I’m having a little talk at the Australian Plant Society Autumn Plant Sale on Sun 22 April at 1pm. It’ll be at Stirling Angas Hall, Adelaide Showgrounds (enter off Rose Tce). I’ll be doing my usual carry on about foraging for local bushfoods, edible weeds and wild herbs, so come along, buy some plants, listen to some interesting speakers (I’m not the only one speaking). My spot is for up to an hour, so come along with lots of questions to help us fill the time. I’m sure I’ll be able to make something entertaining up on the spot if I can’t answer them.
It’s bloody hot here today! 40 degrees before 11.30, but thanks to a cool change, we’re no longer baking in the full sun. Last year, we discussed the cooling properties of Borage (Borago officinalis) and how it was, what is called in herbalism, an ‘refrigerant;. That means that it can cool us from the inside without making us sweat. It’s one of the many plants that have traditionally used in Summer to keep our cool. Other easy to find plants that can cool us at this time of year include: Chillies Cucumber Lavender Lemon Balm Lemon Verbena Mallow Violet For Borage and Mallow, it’s best to leave the leaves in room temperature water for a couple of hours (or even overnight) to extract all the goodness before chilling and drinking cold. We haven’t covered all those herbs yet on this blog, but they’re so easy to find in our garden or roadside and they all work in different ways,
There’s so many folks I run into lately who are suffering from constant pain. Most of them are on some heavy duty pharmaceuticals and don’t like it. I decided to jump the gun a little today and make up some Wild Lettuce (or Prickly Lettuce) – Lactuca serriola tincture for them. Actually, I’m not allowed to use the word ‘tincture’ so, let me say ‘Prickly Lettuce infused alcohol’. I think that should be OK. By ‘jumped the gun’, I mean that I made it a little earlier than usual. The plant is at its most potent when flowering. The patch we collected from today had a few flower heads forming, so it was close enough. I’ll make more later. Mercy, as always, was full of advice about which bits to use. She’s usually right about most things, so I took her word for it. We made up what will become a litre and a half of potent, pain killing liquid
Well, it looks like I’ll be at the Sustainable Living Festival at Pioneer Park in Gawler at about 10.30. It’ll be an early rise for me on a Sunday, but I promise to eat a healthy brekky and be there on time. What an I doing there? I’ll be rabbiting on about edible weeds and wild food, of course… Maybe I’ll see you there…
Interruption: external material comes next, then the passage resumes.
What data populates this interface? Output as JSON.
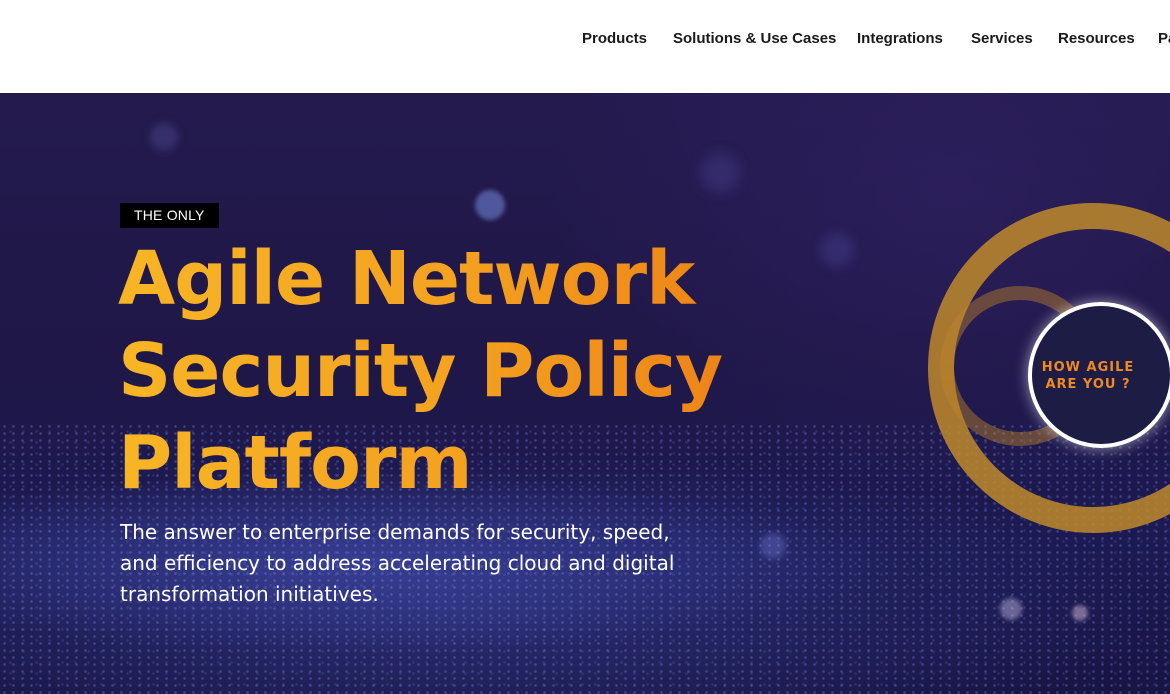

On Sunday, I took my first local weed walk, I called it ‘Food Underfoot‘. I’ve done a few walks further away from Gawler, but thought that we need to make a name for our town. I decided to host it in Henry Chenoweth Park which now has the dubious honour of having the most edible weed species of any of our local parks. Is that a good thing? It is to me! H. C. Park is a pretty, open area bordering the South Para River and sits between the Gawler Community House and the Elderly Centre. It is only 5 – 10 minutes walk from the heart of Gawler too. It is a shortcut between two parts of town and a favourite of dog walkers and cyclists. I knew it would be a bit of a gamble, with the day being on a long weekend and also the day that the football grand final was being held in Melbourne.